**Task goal:** The lines to copy from the data below are those that hold the string "nest".

[Data records]

————

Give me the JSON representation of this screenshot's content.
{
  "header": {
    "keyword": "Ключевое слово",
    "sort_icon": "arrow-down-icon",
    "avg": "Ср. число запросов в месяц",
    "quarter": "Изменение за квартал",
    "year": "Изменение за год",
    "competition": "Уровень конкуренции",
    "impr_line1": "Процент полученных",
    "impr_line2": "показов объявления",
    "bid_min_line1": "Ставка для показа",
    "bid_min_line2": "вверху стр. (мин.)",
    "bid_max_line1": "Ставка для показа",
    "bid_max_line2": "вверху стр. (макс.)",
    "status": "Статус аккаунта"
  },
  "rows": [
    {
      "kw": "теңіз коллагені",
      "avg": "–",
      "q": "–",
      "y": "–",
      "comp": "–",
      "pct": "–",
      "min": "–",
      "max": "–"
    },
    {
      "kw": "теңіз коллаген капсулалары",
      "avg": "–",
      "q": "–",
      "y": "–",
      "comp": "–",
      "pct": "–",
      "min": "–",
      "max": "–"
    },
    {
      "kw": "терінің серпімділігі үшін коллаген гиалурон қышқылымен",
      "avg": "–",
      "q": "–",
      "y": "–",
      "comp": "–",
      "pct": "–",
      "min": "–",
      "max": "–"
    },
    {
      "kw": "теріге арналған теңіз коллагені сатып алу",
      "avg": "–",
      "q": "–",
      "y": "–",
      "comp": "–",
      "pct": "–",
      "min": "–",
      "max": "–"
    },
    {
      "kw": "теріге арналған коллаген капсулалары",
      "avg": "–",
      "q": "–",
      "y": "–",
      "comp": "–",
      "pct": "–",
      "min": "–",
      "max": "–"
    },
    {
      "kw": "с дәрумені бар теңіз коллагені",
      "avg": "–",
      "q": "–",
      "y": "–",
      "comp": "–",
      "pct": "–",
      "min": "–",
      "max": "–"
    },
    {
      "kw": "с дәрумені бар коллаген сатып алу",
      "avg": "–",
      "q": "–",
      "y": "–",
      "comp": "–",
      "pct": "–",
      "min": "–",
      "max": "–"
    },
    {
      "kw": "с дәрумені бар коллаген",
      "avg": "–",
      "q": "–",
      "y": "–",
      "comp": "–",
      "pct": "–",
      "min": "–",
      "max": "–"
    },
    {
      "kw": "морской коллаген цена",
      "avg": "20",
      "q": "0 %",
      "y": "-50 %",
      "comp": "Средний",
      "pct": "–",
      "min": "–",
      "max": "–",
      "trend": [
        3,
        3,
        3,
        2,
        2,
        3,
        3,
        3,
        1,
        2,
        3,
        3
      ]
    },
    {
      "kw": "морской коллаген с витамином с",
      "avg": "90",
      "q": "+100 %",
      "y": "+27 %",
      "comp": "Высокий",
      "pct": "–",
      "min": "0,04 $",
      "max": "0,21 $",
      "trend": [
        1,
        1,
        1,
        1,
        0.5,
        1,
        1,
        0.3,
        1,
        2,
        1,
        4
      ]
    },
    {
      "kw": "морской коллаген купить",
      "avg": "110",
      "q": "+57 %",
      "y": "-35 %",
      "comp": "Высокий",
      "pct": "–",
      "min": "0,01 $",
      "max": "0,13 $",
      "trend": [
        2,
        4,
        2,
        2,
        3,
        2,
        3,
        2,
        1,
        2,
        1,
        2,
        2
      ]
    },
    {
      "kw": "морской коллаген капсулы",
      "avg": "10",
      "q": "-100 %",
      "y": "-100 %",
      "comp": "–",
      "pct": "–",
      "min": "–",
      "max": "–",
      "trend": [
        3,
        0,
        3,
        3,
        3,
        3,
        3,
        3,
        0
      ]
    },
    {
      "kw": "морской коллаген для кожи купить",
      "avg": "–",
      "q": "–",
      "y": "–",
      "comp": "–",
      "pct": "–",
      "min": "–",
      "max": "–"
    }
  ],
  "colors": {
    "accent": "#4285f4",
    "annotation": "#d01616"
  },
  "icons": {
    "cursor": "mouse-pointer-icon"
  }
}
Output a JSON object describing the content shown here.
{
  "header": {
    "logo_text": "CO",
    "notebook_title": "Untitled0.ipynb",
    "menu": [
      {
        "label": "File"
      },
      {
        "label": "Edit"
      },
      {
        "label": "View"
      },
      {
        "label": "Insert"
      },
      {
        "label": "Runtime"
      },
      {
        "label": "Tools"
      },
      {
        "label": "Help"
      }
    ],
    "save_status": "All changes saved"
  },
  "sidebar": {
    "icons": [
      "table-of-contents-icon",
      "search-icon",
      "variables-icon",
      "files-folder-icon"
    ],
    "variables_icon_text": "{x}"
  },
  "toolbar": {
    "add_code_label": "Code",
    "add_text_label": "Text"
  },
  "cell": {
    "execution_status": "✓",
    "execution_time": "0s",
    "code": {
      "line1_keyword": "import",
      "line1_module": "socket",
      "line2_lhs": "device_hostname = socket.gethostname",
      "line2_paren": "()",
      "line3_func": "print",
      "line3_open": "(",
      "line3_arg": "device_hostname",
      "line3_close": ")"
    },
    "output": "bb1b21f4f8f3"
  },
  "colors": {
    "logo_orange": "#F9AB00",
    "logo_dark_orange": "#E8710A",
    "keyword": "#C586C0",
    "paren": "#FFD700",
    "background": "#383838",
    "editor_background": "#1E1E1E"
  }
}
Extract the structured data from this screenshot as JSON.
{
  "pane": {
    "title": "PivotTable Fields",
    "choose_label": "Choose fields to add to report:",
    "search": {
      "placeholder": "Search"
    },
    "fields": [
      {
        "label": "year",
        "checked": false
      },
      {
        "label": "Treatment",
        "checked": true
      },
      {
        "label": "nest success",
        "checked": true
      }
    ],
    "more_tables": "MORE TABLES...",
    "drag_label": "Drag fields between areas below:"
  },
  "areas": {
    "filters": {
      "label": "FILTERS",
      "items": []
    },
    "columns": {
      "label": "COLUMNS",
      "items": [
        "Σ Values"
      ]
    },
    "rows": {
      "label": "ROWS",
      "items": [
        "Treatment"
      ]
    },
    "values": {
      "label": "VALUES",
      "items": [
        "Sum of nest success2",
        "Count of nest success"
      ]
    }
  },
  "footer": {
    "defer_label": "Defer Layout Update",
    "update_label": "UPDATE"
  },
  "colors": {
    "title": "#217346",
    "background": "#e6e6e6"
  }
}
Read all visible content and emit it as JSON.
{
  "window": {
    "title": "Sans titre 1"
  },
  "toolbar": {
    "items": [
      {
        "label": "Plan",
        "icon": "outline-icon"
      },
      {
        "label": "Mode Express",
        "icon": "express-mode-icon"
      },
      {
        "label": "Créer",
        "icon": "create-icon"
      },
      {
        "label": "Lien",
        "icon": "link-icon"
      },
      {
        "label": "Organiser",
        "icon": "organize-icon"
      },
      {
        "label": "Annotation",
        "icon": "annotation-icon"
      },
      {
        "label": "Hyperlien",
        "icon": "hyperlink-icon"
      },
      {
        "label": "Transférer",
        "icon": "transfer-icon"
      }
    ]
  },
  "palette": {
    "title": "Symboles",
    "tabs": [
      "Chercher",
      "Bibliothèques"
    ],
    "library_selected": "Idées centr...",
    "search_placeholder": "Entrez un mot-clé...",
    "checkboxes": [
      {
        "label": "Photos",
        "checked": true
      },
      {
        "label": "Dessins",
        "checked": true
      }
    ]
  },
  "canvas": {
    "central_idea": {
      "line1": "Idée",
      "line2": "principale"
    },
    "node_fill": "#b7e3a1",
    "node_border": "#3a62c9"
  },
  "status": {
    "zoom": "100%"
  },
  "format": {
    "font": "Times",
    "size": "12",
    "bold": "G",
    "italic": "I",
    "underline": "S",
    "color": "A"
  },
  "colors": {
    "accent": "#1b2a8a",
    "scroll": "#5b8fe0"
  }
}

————

**Answer for the task:**
        "label": "nest success",
        "Sum of nest success2",
        "Count of nest success"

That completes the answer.